PROBLEM DETAILS
Could you return every record below exactly as it is written?

(Saved data entries)
################

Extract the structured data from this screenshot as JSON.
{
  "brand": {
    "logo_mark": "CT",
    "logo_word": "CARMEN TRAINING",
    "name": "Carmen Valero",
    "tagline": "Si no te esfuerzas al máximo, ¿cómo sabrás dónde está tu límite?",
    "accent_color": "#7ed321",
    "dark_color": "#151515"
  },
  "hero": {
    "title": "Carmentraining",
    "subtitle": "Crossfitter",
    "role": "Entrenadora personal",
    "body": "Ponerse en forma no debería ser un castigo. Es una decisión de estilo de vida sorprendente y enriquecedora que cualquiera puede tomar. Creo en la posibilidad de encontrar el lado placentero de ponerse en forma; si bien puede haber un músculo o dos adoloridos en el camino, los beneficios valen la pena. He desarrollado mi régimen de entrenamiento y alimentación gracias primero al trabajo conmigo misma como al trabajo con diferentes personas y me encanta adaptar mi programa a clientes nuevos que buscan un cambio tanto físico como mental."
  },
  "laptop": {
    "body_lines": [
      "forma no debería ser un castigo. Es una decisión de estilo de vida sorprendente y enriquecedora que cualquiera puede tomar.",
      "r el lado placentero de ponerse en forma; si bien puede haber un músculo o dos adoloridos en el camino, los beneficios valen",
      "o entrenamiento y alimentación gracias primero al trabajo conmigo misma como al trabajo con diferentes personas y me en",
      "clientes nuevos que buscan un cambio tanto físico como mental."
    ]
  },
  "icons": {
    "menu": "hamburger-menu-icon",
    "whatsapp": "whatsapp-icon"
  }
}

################

RESPONSE AREA
Extract the structured data from this screenshot as JSON.
{
  "brand": {
    "logo_mark": "CT",
    "logo_word": "CARMEN TRAINING",
    "name": "Carmen Valero",
    "tagline": "Si no te esfuerzas al máximo, ¿cómo sabrás dónde está tu límite?",
    "accent_color": "#7ed321",
    "dark_color": "#151515"
  },
  "hero": {
    "title": "Carmentraining",
    "subtitle": "Crossfitter",
    "role": "Entrenadora personal",
    "body": "Ponerse en forma no debería ser un castigo. Es una decisión de estilo de vida sorprendente y enriquecedora que cualquiera puede tomar. Creo en la posibilidad de encontrar el lado placentero de ponerse en forma; si bien puede haber un músculo o dos adoloridos en el camino, los beneficios valen la pena. He desarrollado mi régimen de entrenamiento y alimentación gracias primero al trabajo conmigo misma como al trabajo con diferentes personas y me encanta adaptar mi programa a clientes nuevos que buscan un cambio tanto físico como mental."
  },
  "laptop": {
    "body_lines": [
      "forma no debería ser un castigo. Es una decisión de estilo de vida sorprendente y enriquecedora que cualquiera puede tomar.",
      "r el lado placentero de ponerse en forma; si bien puede haber un músculo o dos adoloridos en el camino, los beneficios valen",
      "o entrenamiento y alimentación gracias primero al trabajo conmigo misma como al trabajo con diferentes personas y me en",
      "clientes nuevos que buscan un cambio tanto físico como mental."
    ]
  },
  "icons": {
    "menu": "hamburger-menu-icon",
    "whatsapp": "whatsapp-icon"
  }
}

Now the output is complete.